» **EXERCISE REQUIREMENTS**
Without the pictures, write out every entry that follows exactly.

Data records
****************

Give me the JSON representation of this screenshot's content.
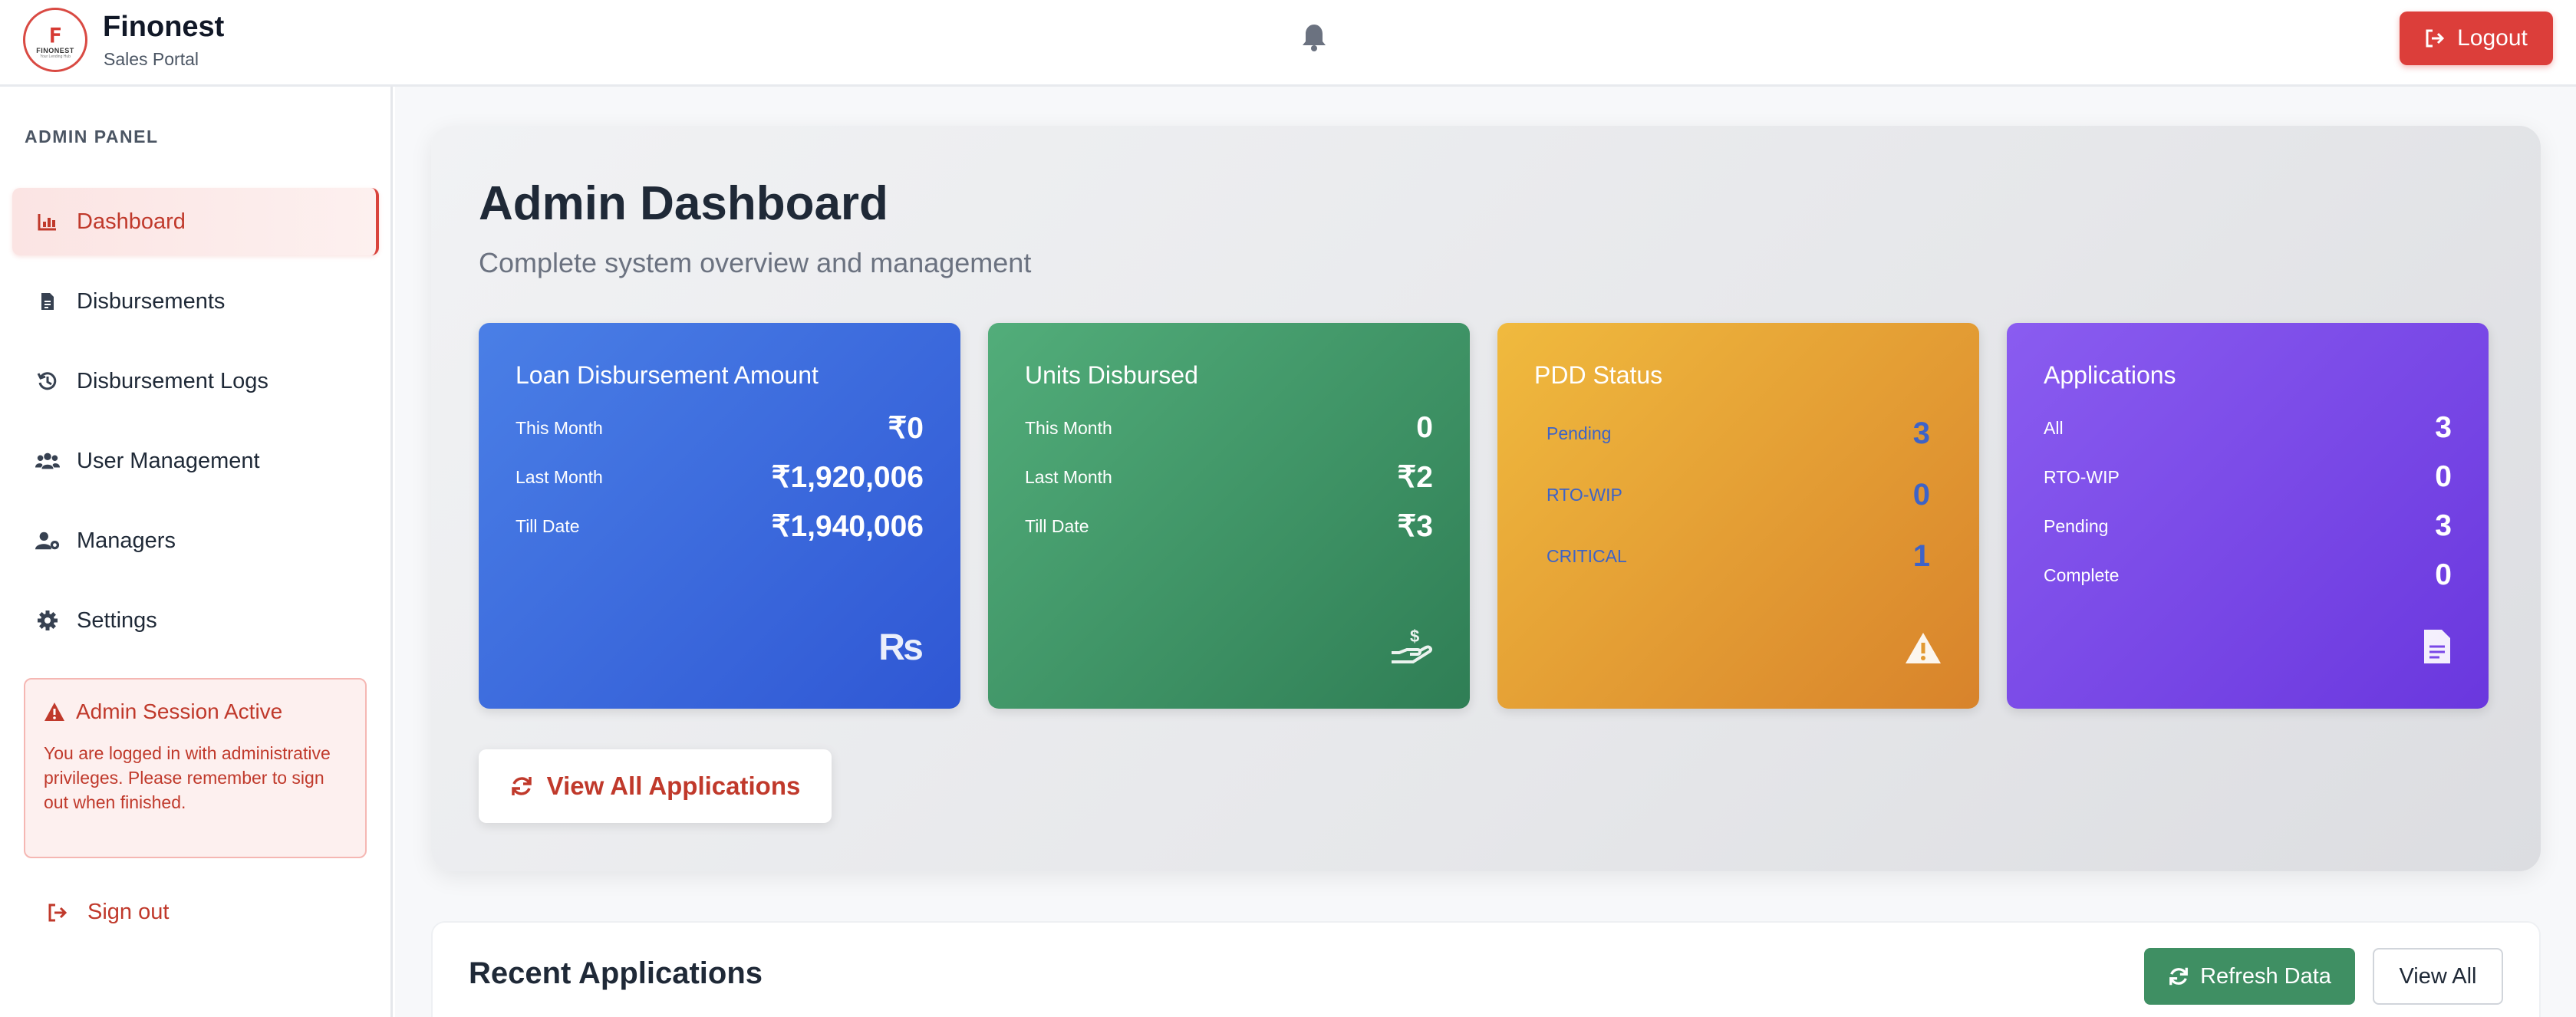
{
  "header": {
    "logo_text": "FINONEST",
    "logo_tagline": "Your Lending Hub",
    "app_name": "Finonest",
    "app_subtitle": "Sales Portal",
    "logout_label": "Logout"
  },
  "sidebar": {
    "panel_title": "ADMIN PANEL",
    "items": [
      {
        "label": "Dashboard",
        "icon": "chart-bar-icon",
        "active": true
      },
      {
        "label": "Disbursements",
        "icon": "file-icon"
      },
      {
        "label": "Disbursement Logs",
        "icon": "history-icon"
      },
      {
        "label": "User Management",
        "icon": "users-icon"
      },
      {
        "label": "Managers",
        "icon": "user-cog-icon"
      },
      {
        "label": "Settings",
        "icon": "gear-icon"
      }
    ],
    "alert": {
      "title": "Admin Session Active",
      "text": "You are logged in with administrative privileges. Please remember to sign out when finished."
    },
    "signout_label": "Sign out"
  },
  "main": {
    "title": "Admin Dashboard",
    "subtitle": "Complete system overview and management",
    "cards": [
      {
        "title": "Loan Disbursement Amount",
        "rows": [
          {
            "label": "This Month",
            "value": "₹0"
          },
          {
            "label": "Last Month",
            "value": "₹1,920,006"
          },
          {
            "label": "Till Date",
            "value": "₹1,940,006"
          }
        ],
        "icon": "rupee-icon",
        "icon_text": "₨"
      },
      {
        "title": "Units Disbursed",
        "rows": [
          {
            "label": "This Month",
            "value": "0"
          },
          {
            "label": "Last Month",
            "value": "₹2"
          },
          {
            "label": "Till Date",
            "value": "₹3"
          }
        ],
        "icon": "hand-holding-dollar-icon"
      },
      {
        "title": "PDD Status",
        "rows": [
          {
            "label": "Pending",
            "value": "3"
          },
          {
            "label": "RTO-WIP",
            "value": "0"
          },
          {
            "label": "CRITICAL",
            "value": "1"
          }
        ],
        "icon": "warning-icon"
      },
      {
        "title": "Applications",
        "rows": [
          {
            "label": "All",
            "value": "3"
          },
          {
            "label": "RTO-WIP",
            "value": "0"
          },
          {
            "label": "Pending",
            "value": "3"
          },
          {
            "label": "Complete",
            "value": "0"
          }
        ],
        "icon": "document-icon"
      }
    ],
    "view_all_applications_label": "View All Applications",
    "recent": {
      "title": "Recent Applications",
      "refresh_label": "Refresh Data",
      "view_all_label": "View All"
    }
  },
  "colors": {
    "accent_red": "#dc3e3a",
    "card_blue": "#3b6ee0",
    "card_green": "#3f9467",
    "card_orange": "#e59e35",
    "card_purple": "#7a48e7",
    "refresh_green": "#3f8f63"
  }
}
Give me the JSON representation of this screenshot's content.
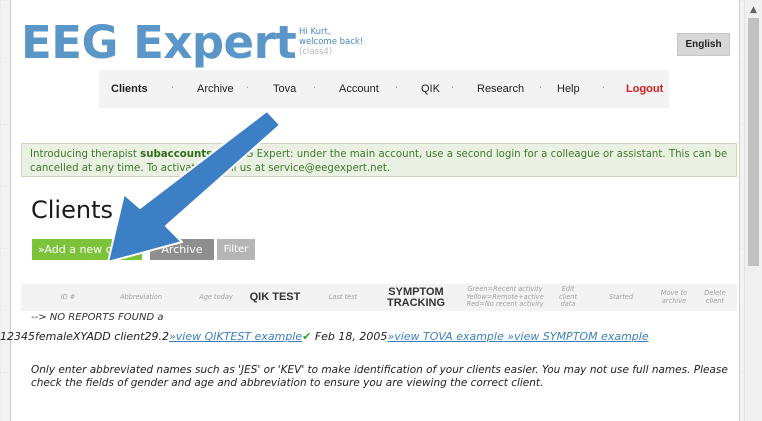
{
  "header": {
    "logo": "EEG Expert",
    "greeting_line1": "Hi Kurt,",
    "greeting_line2": "welcome back!",
    "greeting_line3": "(class4)",
    "language_button": "English"
  },
  "nav": {
    "items": [
      {
        "label": "Clients"
      },
      {
        "label": "Archive"
      },
      {
        "label": "Tova"
      },
      {
        "label": "Account"
      },
      {
        "label": "QIK"
      },
      {
        "label": "Research"
      },
      {
        "label": "Help"
      },
      {
        "label": "Logout"
      }
    ],
    "separator": "·"
  },
  "notice": {
    "prefix": "Introducing therapist ",
    "highlight": "subaccounts",
    "middle": " for EEG Expert: under the main account, use a second login for a colleague or assistant. This can be cancelled at any time. To activate, email us at service@eegexpert.net."
  },
  "main": {
    "title": "Clients",
    "buttons": {
      "add": "»Add a new client",
      "archive": "Archive",
      "filter": "Filter"
    }
  },
  "table": {
    "headers": {
      "id": "ID #",
      "abbreviation": "Abbreviation",
      "age_today": "Age today",
      "qik_test": "QIK TEST",
      "last_test": "Last test",
      "symptom_tracking_1": "SYMPTOM",
      "symptom_tracking_2": "TRACKING",
      "activity_1": "Green=Recent activity",
      "activity_2": "Yellow=Remote+active",
      "activity_3": "Red=No recent activity",
      "edit_1": "Edit",
      "edit_2": "client",
      "edit_3": "data",
      "started": "Started",
      "move_1": "Move to",
      "move_2": "archive",
      "delete_1": "Delete",
      "delete_2": "client"
    },
    "no_reports": "--> NO REPORTS FOUND a",
    "row": {
      "prefix": "12345femaleXYADD client29.2",
      "qik_link": "»view QIKTEST example",
      "checkmark": "✔",
      "date": " Feb 18, 2005",
      "tova_link": "»view TOVA example",
      "symptom_link": " »view SYMPTOM example"
    }
  },
  "help_text": "Only enter abbreviated names such as 'JES' or 'KEV' to make identification of your clients easier. You may not use full names. Please check the fields of gender and age and abbreviation to ensure you are viewing the correct client.",
  "colors": {
    "logo": "#5b96c8",
    "add_button": "#7cc23a",
    "logout": "#d81b1b",
    "arrow": "#3d7fc4",
    "notice_bg": "#eaf1e3",
    "link": "#3b7fbf"
  }
}
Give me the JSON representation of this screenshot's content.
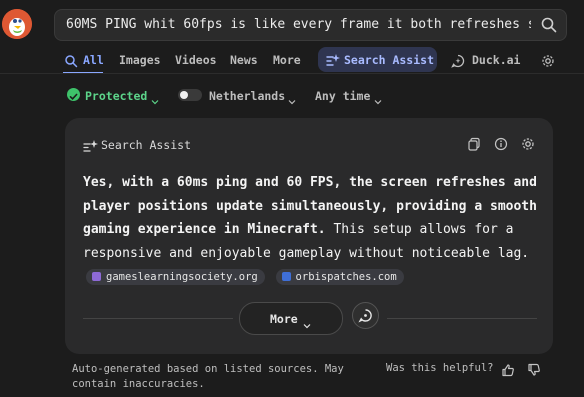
{
  "search": {
    "query": "60MS PING whit 60fps is like every frame it both refreshes s"
  },
  "tabs": [
    {
      "label": "All",
      "active": true
    },
    {
      "label": "Images"
    },
    {
      "label": "Videos"
    },
    {
      "label": "News"
    },
    {
      "label": "More"
    },
    {
      "label": "Search Assist"
    },
    {
      "label": "Duck.ai"
    }
  ],
  "filters": {
    "protected": "Protected",
    "region": "Netherlands",
    "time": "Any time"
  },
  "assist": {
    "title": "Search Assist",
    "answer_bold": "Yes, with a 60ms ping and 60 FPS, the screen refreshes and player positions update simultaneously, providing a smooth gaming experience in Minecraft.",
    "answer_rest": " This setup allows for a responsive and enjoyable gameplay without noticeable lag.",
    "sources": [
      {
        "label": "gameslearningsociety.org",
        "color": "#8e6ad6"
      },
      {
        "label": "orbispatches.com",
        "color": "#3f6fd8"
      }
    ],
    "more_label": "More"
  },
  "footer": {
    "disclaimer": "Auto-generated based on listed sources. May contain inaccuracies.",
    "helpful": "Was this helpful?"
  },
  "colors": {
    "background": "#1c1c1c",
    "card": "#2a2a2b",
    "accent": "#8aa7ff",
    "brand": "#de5833",
    "protected": "#3ec26a"
  }
}
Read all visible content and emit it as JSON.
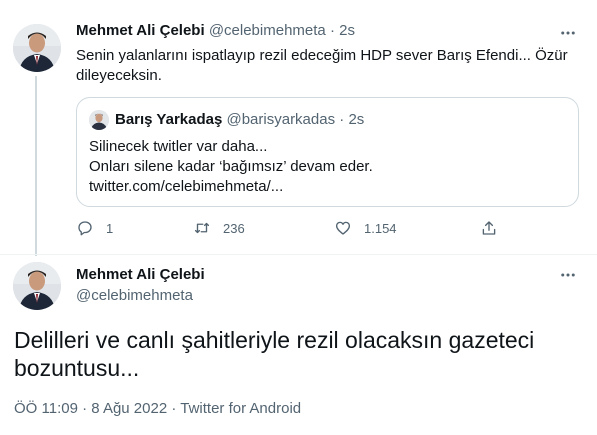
{
  "tweet": {
    "author_name": "Mehmet Ali Çelebi",
    "author_handle": "@celebimehmeta",
    "separator": "·",
    "time": "2s",
    "text": "Senin yalanlarını ispatlayıp rezil edeceğim HDP sever Barış Efendi... Özür dileyeceksin.",
    "quote": {
      "author_name": "Barış Yarkadaş",
      "author_handle": "@barisyarkadas",
      "separator": "·",
      "time": "2s",
      "lines": [
        "Silinecek twitler var daha...",
        "Onları silene kadar ‘bağımsız’ devam eder.",
        "twitter.com/celebimehmeta/..."
      ]
    },
    "actions": {
      "reply_count": "1",
      "retweet_count": "236",
      "like_count": "1.154"
    }
  },
  "main_tweet": {
    "author_name": "Mehmet Ali Çelebi",
    "author_handle": "@celebimehmeta",
    "text": "Delilleri ve canlı şahitleriyle rezil olacaksın gazeteci bozuntusu...",
    "timestamp": "ÖÖ 11:09 · 8 Ağu 2022 · ",
    "source": "Twitter for Android"
  },
  "icons": {
    "more": "more-horizontal-icon",
    "reply": "reply-icon",
    "retweet": "retweet-icon",
    "like": "heart-icon",
    "share": "share-icon"
  },
  "colors": {
    "text": "#0f1419",
    "secondary": "#536471",
    "border": "#cfd9de"
  }
}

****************

» **SOLUTION TO THIS EXERCISE**
Give me the JSON representation of this screenshot's content.
{
  "header": {
    "logo_text": "FINONEST",
    "logo_tagline": "Your Lending Hub",
    "app_name": "Finonest",
    "app_subtitle": "Sales Portal",
    "logout_label": "Logout"
  },
  "sidebar": {
    "panel_title": "ADMIN PANEL",
    "items": [
      {
        "label": "Dashboard",
        "icon": "chart-bar-icon",
        "active": true
      },
      {
        "label": "Disbursements",
        "icon": "file-icon"
      },
      {
        "label": "Disbursement Logs",
        "icon": "history-icon"
      },
      {
        "label": "User Management",
        "icon": "users-icon"
      },
      {
        "label": "Managers",
        "icon": "user-cog-icon"
      },
      {
        "label": "Settings",
        "icon": "gear-icon"
      }
    ],
    "alert": {
      "title": "Admin Session Active",
      "text": "You are logged in with administrative privileges. Please remember to sign out when finished."
    },
    "signout_label": "Sign out"
  },
  "main": {
    "title": "Admin Dashboard",
    "subtitle": "Complete system overview and management",
    "cards": [
      {
        "title": "Loan Disbursement Amount",
        "rows": [
          {
            "label": "This Month",
            "value": "₹0"
          },
          {
            "label": "Last Month",
            "value": "₹1,920,006"
          },
          {
            "label": "Till Date",
            "value": "₹1,940,006"
          }
        ],
        "icon": "rupee-icon",
        "icon_text": "₨"
      },
      {
        "title": "Units Disbursed",
        "rows": [
          {
            "label": "This Month",
            "value": "0"
          },
          {
            "label": "Last Month",
            "value": "₹2"
          },
          {
            "label": "Till Date",
            "value": "₹3"
          }
        ],
        "icon": "hand-holding-dollar-icon"
      },
      {
        "title": "PDD Status",
        "rows": [
          {
            "label": "Pending",
            "value": "3"
          },
          {
            "label": "RTO-WIP",
            "value": "0"
          },
          {
            "label": "CRITICAL",
            "value": "1"
          }
        ],
        "icon": "warning-icon"
      },
      {
        "title": "Applications",
        "rows": [
          {
            "label": "All",
            "value": "3"
          },
          {
            "label": "RTO-WIP",
            "value": "0"
          },
          {
            "label": "Pending",
            "value": "3"
          },
          {
            "label": "Complete",
            "value": "0"
          }
        ],
        "icon": "document-icon"
      }
    ],
    "view_all_applications_label": "View All Applications",
    "recent": {
      "title": "Recent Applications",
      "refresh_label": "Refresh Data",
      "view_all_label": "View All"
    }
  },
  "colors": {
    "accent_red": "#dc3e3a",
    "card_blue": "#3b6ee0",
    "card_green": "#3f9467",
    "card_orange": "#e59e35",
    "card_purple": "#7a48e7",
    "refresh_green": "#3f8f63"
  }
}
Give me the JSON representation of this screenshot's content.
{
  "header": {
    "logo": "EEG Expert",
    "greeting_line1": "Hi Kurt,",
    "greeting_line2": "welcome back!",
    "greeting_line3": "(class4)",
    "language_button": "English"
  },
  "nav": {
    "items": [
      {
        "label": "Clients"
      },
      {
        "label": "Archive"
      },
      {
        "label": "Tova"
      },
      {
        "label": "Account"
      },
      {
        "label": "QIK"
      },
      {
        "label": "Research"
      },
      {
        "label": "Help"
      },
      {
        "label": "Logout"
      }
    ],
    "separator": "·"
  },
  "notice": {
    "prefix": "Introducing therapist ",
    "highlight": "subaccounts",
    "middle": " for EEG Expert: under the main account, use a second login for a colleague or assistant. This can be cancelled at any time. To activate, email us at service@eegexpert.net."
  },
  "main": {
    "title": "Clients",
    "buttons": {
      "add": "»Add a new client",
      "archive": "Archive",
      "filter": "Filter"
    }
  },
  "table": {
    "headers": {
      "id": "ID #",
      "abbreviation": "Abbreviation",
      "age_today": "Age today",
      "qik_test": "QIK TEST",
      "last_test": "Last test",
      "symptom_tracking_1": "SYMPTOM",
      "symptom_tracking_2": "TRACKING",
      "activity_1": "Green=Recent activity",
      "activity_2": "Yellow=Remote+active",
      "activity_3": "Red=No recent activity",
      "edit_1": "Edit",
      "edit_2": "client",
      "edit_3": "data",
      "started": "Started",
      "move_1": "Move to",
      "move_2": "archive",
      "delete_1": "Delete",
      "delete_2": "client"
    },
    "no_reports": "--> NO REPORTS FOUND a",
    "row": {
      "prefix": "12345femaleXYADD client29.2",
      "qik_link": "»view QIKTEST example",
      "checkmark": "✔",
      "date": " Feb 18, 2005",
      "tova_link": "»view TOVA example",
      "symptom_link": " »view SYMPTOM example"
    }
  },
  "help_text": "Only enter abbreviated names such as 'JES' or 'KEV' to make identification of your clients easier. You may not use full names. Please check the fields of gender and age and abbreviation to ensure you are viewing the correct client.",
  "colors": {
    "logo": "#5b96c8",
    "add_button": "#7cc23a",
    "logout": "#d81b1b",
    "arrow": "#3d7fc4",
    "notice_bg": "#eaf1e3",
    "link": "#3b7fbf"
  }
}
Give me the JSON representation of this screenshot's content.
{
  "search": {
    "query": "60MS PING whit 60fps is like every frame it both refreshes s"
  },
  "tabs": [
    {
      "label": "All",
      "active": true
    },
    {
      "label": "Images"
    },
    {
      "label": "Videos"
    },
    {
      "label": "News"
    },
    {
      "label": "More"
    },
    {
      "label": "Search Assist"
    },
    {
      "label": "Duck.ai"
    }
  ],
  "filters": {
    "protected": "Protected",
    "region": "Netherlands",
    "time": "Any time"
  },
  "assist": {
    "title": "Search Assist",
    "answer_bold": "Yes, with a 60ms ping and 60 FPS, the screen refreshes and player positions update simultaneously, providing a smooth gaming experience in Minecraft.",
    "answer_rest": " This setup allows for a responsive and enjoyable gameplay without noticeable lag.",
    "sources": [
      {
        "label": "gameslearningsociety.org",
        "color": "#8e6ad6"
      },
      {
        "label": "orbispatches.com",
        "color": "#3f6fd8"
      }
    ],
    "more_label": "More"
  },
  "footer": {
    "disclaimer": "Auto-generated based on listed sources. May contain inaccuracies.",
    "helpful": "Was this helpful?"
  },
  "colors": {
    "background": "#1c1c1c",
    "card": "#2a2a2b",
    "accent": "#8aa7ff",
    "brand": "#de5833",
    "protected": "#3ec26a"
  }
}
Read all visible content and emit it as JSON.
{
  "tweet": {
    "author_name": "Mehmet Ali Çelebi",
    "author_handle": "@celebimehmeta",
    "separator": "·",
    "time": "2s",
    "text": "Senin yalanlarını ispatlayıp rezil edeceğim HDP sever Barış Efendi... Özür dileyeceksin.",
    "quote": {
      "author_name": "Barış Yarkadaş",
      "author_handle": "@barisyarkadas",
      "separator": "·",
      "time": "2s",
      "lines": [
        "Silinecek twitler var daha...",
        "Onları silene kadar ‘bağımsız’ devam eder.",
        "twitter.com/celebimehmeta/..."
      ]
    },
    "actions": {
      "reply_count": "1",
      "retweet_count": "236",
      "like_count": "1.154"
    }
  },
  "main_tweet": {
    "author_name": "Mehmet Ali Çelebi",
    "author_handle": "@celebimehmeta",
    "text": "Delilleri ve canlı şahitleriyle rezil olacaksın gazeteci bozuntusu...",
    "timestamp": "ÖÖ 11:09 · 8 Ağu 2022 · ",
    "source": "Twitter for Android"
  },
  "icons": {
    "more": "more-horizontal-icon",
    "reply": "reply-icon",
    "retweet": "retweet-icon",
    "like": "heart-icon",
    "share": "share-icon"
  },
  "colors": {
    "text": "#0f1419",
    "secondary": "#536471",
    "border": "#cfd9de"
  }
}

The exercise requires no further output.